For our # 18 Bird Photography Challenge, we bring you a superbly camouflaged bird: the Tawny Frogmouth (Podargus strigoides). We were lucky to see this master of disguise for the first time at Banyule Flats in late April and again a few weeks later. Leanne Cole, photographer and local resident, often frequents the Banyule Flats and was kind enough to point out to me this hard to spot bird during our early morning wander.
What does it look like
The Tawny Frogmouth is a large stocky bird measuring 35 to 55cms, with rounded wings and short legs. The plumage is silver-grey on top, streaked and mottled with black, white and rufous above and a paler grey below. The leading edge of the primary feathers are fringed to allow for silent flight. The head of the Tawny Frogmouth is large, with yellow eyes and a wide heavy bill which is olive grey to blackish. It has bristles above its beak. During the day this nocturnal bird perches on tree branches, in a fork low down and looks as if it is part of the tree, with its colouring and texture looking a bit like bark. This makes it practically invisible.
Did you know?
With its nocturnal habit and owl-like appearance, the Tawny Frogmouth is often confused with an owl, but is actually more closely related to the nightjar, with is another nocturnal bird with long wings and a short beak.
How does it behave?
The Tawny Frogmouth nests in trees and hunts at night. Being a carnivore, it eats insects, worms, slugs and snails. Small reptiles and frogs are also taken. It caches its food by swooping to the ground from a vantage perch.
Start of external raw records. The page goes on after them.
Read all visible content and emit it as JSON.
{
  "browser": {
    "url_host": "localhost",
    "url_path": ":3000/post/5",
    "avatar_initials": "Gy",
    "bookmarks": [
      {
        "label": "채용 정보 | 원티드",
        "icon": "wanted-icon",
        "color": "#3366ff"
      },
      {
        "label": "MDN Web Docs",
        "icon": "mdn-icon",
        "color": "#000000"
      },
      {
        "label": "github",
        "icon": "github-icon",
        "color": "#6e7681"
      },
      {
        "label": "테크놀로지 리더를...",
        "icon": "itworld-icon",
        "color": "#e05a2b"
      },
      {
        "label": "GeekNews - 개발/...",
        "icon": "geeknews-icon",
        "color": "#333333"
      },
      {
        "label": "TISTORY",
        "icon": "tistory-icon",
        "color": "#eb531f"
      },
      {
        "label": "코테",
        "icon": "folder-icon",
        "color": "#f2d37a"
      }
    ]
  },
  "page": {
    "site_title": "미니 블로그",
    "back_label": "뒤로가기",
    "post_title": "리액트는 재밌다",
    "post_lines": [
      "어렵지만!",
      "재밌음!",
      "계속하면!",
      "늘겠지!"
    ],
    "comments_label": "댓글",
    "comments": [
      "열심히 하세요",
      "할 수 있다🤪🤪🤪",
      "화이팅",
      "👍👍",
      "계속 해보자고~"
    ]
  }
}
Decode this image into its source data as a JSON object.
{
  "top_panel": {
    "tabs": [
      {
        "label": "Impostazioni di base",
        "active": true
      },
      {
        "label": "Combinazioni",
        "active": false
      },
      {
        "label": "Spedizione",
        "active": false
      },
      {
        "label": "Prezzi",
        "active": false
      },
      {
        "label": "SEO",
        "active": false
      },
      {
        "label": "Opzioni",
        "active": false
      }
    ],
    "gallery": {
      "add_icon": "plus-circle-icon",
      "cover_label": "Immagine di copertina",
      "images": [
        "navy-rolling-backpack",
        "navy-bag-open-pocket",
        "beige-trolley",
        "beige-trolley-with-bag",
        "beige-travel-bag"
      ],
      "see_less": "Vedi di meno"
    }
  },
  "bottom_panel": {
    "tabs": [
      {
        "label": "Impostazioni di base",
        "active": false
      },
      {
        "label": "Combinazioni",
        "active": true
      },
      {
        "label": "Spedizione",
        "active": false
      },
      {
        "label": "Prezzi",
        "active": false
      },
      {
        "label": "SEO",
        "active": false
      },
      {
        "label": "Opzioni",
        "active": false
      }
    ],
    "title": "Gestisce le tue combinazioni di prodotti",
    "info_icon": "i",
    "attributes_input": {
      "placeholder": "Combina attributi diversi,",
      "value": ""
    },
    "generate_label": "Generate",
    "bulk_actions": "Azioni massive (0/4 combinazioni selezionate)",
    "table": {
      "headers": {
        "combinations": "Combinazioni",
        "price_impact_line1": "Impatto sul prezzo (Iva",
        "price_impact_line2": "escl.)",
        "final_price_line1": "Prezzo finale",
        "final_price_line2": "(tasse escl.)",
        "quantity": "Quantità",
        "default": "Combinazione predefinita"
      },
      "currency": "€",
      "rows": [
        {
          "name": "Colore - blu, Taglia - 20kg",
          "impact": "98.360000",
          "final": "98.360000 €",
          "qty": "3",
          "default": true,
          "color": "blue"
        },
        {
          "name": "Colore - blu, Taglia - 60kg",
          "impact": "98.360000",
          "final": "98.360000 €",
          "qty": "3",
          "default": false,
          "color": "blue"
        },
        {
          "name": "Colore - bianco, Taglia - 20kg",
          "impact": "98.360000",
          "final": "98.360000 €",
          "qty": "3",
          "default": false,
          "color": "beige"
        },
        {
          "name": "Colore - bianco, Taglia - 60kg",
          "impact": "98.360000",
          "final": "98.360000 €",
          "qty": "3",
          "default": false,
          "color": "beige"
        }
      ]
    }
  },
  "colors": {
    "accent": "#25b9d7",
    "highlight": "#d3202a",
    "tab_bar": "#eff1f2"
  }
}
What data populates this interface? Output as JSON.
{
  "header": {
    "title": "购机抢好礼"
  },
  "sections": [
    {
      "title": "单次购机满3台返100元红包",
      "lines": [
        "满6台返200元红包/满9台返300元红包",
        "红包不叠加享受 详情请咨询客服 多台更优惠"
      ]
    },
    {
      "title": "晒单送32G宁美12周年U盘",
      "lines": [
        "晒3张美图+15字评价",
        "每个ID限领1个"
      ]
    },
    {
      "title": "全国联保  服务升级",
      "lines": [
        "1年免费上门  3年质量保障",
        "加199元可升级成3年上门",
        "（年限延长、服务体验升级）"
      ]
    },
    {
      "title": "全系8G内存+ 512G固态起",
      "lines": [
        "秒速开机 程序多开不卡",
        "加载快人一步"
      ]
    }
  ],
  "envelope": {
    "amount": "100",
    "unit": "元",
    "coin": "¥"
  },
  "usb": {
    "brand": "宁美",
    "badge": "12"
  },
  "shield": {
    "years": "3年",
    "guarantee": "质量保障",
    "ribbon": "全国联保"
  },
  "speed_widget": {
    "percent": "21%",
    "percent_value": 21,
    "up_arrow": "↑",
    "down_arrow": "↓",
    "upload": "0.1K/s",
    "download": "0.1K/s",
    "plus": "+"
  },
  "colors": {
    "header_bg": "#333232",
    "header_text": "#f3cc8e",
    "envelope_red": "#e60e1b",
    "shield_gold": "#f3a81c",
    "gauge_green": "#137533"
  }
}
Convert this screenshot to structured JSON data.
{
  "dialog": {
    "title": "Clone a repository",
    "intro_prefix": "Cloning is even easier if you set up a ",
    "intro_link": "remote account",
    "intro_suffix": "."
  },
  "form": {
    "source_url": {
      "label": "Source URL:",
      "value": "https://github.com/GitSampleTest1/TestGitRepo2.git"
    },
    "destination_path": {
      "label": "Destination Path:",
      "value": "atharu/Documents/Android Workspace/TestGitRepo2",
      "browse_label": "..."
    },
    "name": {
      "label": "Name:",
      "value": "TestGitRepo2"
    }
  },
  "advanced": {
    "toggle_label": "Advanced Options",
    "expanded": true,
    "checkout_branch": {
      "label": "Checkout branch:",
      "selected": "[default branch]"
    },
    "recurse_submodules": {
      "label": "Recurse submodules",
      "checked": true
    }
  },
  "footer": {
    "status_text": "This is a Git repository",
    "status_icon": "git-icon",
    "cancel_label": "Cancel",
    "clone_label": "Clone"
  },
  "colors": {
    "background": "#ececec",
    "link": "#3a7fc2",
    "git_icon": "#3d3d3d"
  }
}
It can also catch moths on the wing, which makes the bird vulnerable to being hit by cars, when insects are attracted by their headlights.
Tawny frogmouths form pairs for life and can often be seen together roosting closely together on the same branch. This was the case both times I photographed them.
At the first hint of danger, such as an approaching photographer or two, rather than flee, it freezes, compacting its plumage and closing its eyes, and looks just like a dead branch. Often a pair will sit together with their heads pointing skywards to further emphasize the dead tree appearance. In this photo, you can see the eye of the top bird just looking at me sideways!
Where is it found?
Found throughout the Australia mainland and Tasmania, this native bird favours heath, forest and woodlands, in urban and rural areas. The images were captured at Banyule Flats, a grassy wetland in inner Melbourne, with a Canon 7D Mark II, and a Canon 100-400L lens, hand held. Click on any image in the gallery to display in full screen.